_Your goal_:
Return all lines of the listing below that carry the word "Authentication".

_Records shown_:
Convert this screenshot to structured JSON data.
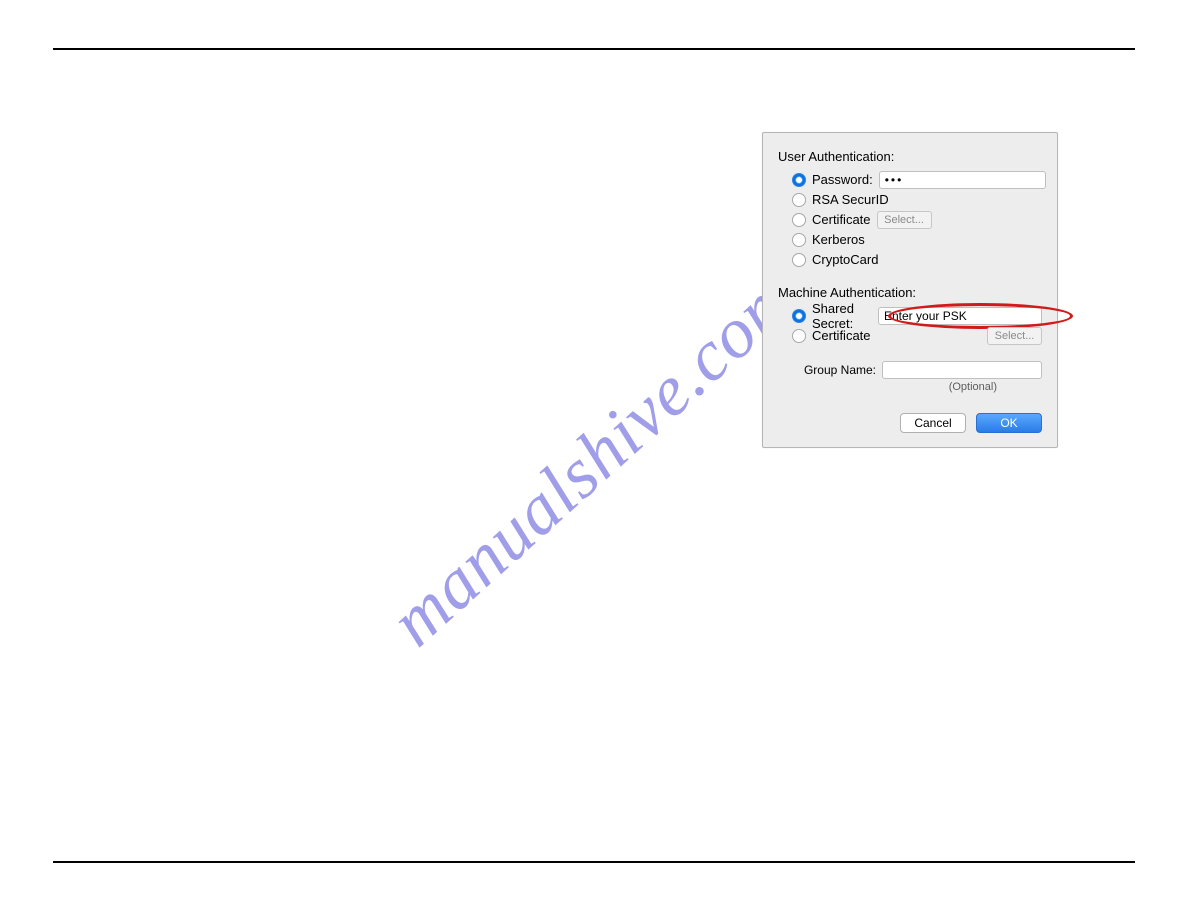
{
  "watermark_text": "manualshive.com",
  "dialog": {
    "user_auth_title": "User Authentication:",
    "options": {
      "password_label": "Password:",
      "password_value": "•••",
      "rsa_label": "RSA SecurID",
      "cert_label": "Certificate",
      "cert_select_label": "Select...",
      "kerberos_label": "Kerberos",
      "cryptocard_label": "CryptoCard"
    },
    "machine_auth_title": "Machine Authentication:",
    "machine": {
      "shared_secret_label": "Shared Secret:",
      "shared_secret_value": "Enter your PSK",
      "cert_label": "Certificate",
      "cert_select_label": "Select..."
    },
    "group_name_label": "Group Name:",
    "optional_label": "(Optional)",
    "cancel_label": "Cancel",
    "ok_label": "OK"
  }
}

_Answer to this exercise_:
    "user_auth_title": "User Authentication:",
    "machine_auth_title": "Machine Authentication:",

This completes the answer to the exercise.